Stafford took off under the watchful eye of interim-turned-permanent offensive coordinator Jim Bob Cooter late last season. Detroit’s other coordinator, Teryl Austin, is a head coach-in-waiting. He’ll build his defense around Ziggy Ansah, Darius Slay and DeAndre Levy.
Division MVP: Aaron Rodgers, QB, Packers
Adrian Peterson led the league in rushing last season, so he obviously belongs in the race. That said, Rodgers is as good as it gets at the most important position on the field.
Or, at least, he was prior to 2015. Last season was an inconsistent disappointment by Rodgers’s standards. He still threw for 3,800 yards with a 31:8 TD-to-INT differential, but there were far more rough patches than usual. The impact of Nelson’s injury was felt throughout 2015.
Nelson’s reappearance in the lineup for 2016 coincides with the signing of enigmatic tight end Jared Cook. If Green Bay somehow can unlock Cook on a consistent basis, look out. Rodgers makes everyone around him better.
Potential breakout player: Kevin White, WR, Bears
Chicago never had the chance to use the 2015 draft’s No. 7 pick last year because of a stress fracture. White is still playing catch up now, as evidenced by a shaky preseason—he caught one pass for six yards vs. the Patriots, one pass for four yards vs. the Chiefs. Losing a rookie season makes for a steep learning curve come year two.
The upside, though, is unmistakable. So much so that the Bears may hand over No. 1 receiver duties to White next year and let the franchise-tagged Alshon Jeffery walk. White is a 1,000-yard threat already, without ever having played a regular-season game.
Rookie to watch: Jonathan Bullard, DE, Bears
Floyd is the headliner of Chicago’s 2016 draft class, but Bullard could have just as big an impact this season. The Florida product has the size, at 290 lbs., to help free up space for the Bears’ improved linebacking group (Danny Trevathan was a huge get this off-season). He also has the athleticism to be a force vs. the pass.
“He’s a tough-minded player,” Chicago coach John Fox said, via the team’s website. “He’s a tough player physically. From a trait standpoint he’s explosive, which helps obviously in pass rush situations. That’s a lot of the reasons why we drafted him. And I just kind of liked his mindset and how he [has gone] about his business thus far.”
Coach with the most to prove: Mike McCarthy
In truth, Detroit’s Jim Caldwell is the closest to being fired. Only the successful swap of Joe Lombardi for Jim Bob Cooter mid-2015 prolonged his stay. Another sub-.500 season and Quinn no doubt will start looking to hire his own guy.
But McCarthy has a lot of eyes on him as he again takes full control of the Packers’ play-calling duties, off a season in which he first gave up and then reclaimed that responsibility.

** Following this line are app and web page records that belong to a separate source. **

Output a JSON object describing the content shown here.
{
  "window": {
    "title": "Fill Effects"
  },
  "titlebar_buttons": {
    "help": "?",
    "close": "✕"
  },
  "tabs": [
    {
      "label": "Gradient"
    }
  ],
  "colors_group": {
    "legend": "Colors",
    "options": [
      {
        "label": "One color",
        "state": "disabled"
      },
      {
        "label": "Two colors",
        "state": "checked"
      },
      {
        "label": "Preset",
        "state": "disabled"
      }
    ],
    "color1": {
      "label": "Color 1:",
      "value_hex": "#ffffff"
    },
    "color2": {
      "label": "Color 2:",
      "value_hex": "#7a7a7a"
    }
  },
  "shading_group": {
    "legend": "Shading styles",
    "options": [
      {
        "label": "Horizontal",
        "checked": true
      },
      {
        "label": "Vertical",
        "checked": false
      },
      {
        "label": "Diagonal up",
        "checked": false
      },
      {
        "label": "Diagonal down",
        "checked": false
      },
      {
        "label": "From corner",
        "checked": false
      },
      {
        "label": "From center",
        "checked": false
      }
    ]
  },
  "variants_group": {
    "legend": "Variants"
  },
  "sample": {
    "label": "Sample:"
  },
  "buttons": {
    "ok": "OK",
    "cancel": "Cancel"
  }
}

The results were underwhelming, to say the least. (My former SI colleague Doug Farrar dug deeper into why last November.)
Nelson is not going to be enough to turn the tide on his own. The scheme and play calling have to be more effective in 2016 than they were in 2015. Much of that is on McCarthy.
Must-watch divisional game: Minnesota at Green Bay, Week 16.
It’s hard to say whether that will be the showcase NFL game four months from now, but odds are decent that the must-see will be either Minnesota-Green Bay or Arizona-Seattle on Christmas Eve. If all goes according to plan, the Vikings and Packers will be fighting for not just the division title but also home-field advantage come their Week 16 matchup.
Their first meeting of 2016 comes much earlier: Week 2, on Sunday night.